The thing is, it was really hard for me to articulate what exactly I had difficulties understanding/implementing. And it was then that I realized the value of good questions. Being able to ask good questions is an underrated skill. If you can find the root of your problem and articulate it as a question, someone can give you a very specific, helpful, tailored-to-you response. But if you don’t take the time to figure that out and ask a very vague question, you can only get a vague answer.
With midterms approaching, I encourage you to ask questions about anything you need clarification for with the time you have left. I understand that it’s not the easiest thing to do. At least for me, the real problem is that I’m too embarrassed to ask my questions “so late in the game.” What if my professor isn’t willing to answer me because it’s about something I should have consolidated weeks ago? Or maybe my professor would be willing to answer me, but she/he’d be secretly thinking in her/his head, “Where has this student been? How can she not understand something so basic? Oh boy, she’s got a long way to go… :/”
Let me hand you a piece of advice from the book I’m currently reading, #GIRLBOSS by Sophia Amoruso, founder and CEO of Nasty Gal:

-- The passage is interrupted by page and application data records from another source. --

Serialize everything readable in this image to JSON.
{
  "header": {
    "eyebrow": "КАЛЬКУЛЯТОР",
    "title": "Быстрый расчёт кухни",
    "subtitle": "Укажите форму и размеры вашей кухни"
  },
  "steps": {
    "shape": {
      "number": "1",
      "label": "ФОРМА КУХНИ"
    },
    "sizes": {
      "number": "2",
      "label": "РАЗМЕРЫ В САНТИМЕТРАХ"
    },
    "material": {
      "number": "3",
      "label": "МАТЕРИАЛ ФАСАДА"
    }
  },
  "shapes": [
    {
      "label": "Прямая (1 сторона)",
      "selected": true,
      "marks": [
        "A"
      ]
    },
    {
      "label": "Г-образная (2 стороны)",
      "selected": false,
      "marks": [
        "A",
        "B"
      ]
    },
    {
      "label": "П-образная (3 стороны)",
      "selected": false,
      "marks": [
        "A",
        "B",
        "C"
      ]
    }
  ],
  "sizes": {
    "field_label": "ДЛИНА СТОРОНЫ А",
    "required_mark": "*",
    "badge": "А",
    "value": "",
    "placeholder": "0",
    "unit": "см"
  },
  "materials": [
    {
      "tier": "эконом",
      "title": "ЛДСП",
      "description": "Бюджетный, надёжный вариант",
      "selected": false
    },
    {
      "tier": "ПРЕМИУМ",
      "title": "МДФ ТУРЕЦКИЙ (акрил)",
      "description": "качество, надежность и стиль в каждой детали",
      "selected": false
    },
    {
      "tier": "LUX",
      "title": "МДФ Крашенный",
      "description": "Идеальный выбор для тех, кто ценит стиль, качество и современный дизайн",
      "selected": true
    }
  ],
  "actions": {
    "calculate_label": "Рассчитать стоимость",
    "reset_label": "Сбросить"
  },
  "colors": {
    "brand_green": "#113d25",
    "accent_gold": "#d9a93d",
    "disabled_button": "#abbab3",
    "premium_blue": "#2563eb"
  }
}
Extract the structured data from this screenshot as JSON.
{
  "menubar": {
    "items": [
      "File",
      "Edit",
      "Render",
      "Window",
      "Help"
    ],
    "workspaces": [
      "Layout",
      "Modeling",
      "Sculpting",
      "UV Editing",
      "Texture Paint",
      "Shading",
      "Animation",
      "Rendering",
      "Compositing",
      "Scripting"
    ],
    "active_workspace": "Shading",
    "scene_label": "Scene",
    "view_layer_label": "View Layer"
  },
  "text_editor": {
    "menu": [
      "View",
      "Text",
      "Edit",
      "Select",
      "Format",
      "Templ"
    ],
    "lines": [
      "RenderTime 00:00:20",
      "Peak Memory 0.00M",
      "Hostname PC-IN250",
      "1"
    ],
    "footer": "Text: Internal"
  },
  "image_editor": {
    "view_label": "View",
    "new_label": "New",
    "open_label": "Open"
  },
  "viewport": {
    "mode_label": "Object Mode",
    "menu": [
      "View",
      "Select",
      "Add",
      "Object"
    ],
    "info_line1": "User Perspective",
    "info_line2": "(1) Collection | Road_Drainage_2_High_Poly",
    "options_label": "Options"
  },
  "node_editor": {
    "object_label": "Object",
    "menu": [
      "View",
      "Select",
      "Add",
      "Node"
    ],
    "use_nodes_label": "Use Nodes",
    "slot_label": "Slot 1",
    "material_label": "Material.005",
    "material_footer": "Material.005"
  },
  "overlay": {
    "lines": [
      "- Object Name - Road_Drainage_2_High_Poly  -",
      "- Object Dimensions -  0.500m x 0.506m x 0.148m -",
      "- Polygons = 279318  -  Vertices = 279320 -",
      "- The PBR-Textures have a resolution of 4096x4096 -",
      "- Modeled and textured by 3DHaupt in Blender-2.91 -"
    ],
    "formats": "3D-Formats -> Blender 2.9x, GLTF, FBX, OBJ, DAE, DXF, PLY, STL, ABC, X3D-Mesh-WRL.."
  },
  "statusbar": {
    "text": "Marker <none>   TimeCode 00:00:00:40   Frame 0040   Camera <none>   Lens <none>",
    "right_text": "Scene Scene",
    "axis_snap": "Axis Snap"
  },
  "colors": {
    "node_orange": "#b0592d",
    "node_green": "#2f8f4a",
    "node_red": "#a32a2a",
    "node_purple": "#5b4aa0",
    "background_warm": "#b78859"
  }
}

Own up to your mistakes and apologize for them. Everyone will make a mistake at some point, and the sooner you can admit where you went wrong, the sooner you can start to fix it. Be honest with yourself and your abilities. Many people accept titles that are beyond their experience to only later find themselves up to their neck in problems they can’t solve, and too embarrassed to admit they weren’t qualified in the first place. And what’s the first rule about holes? If you’re in one, stop digging.
So ask those questions unapologetically; if you don’t ask, you won’t receive.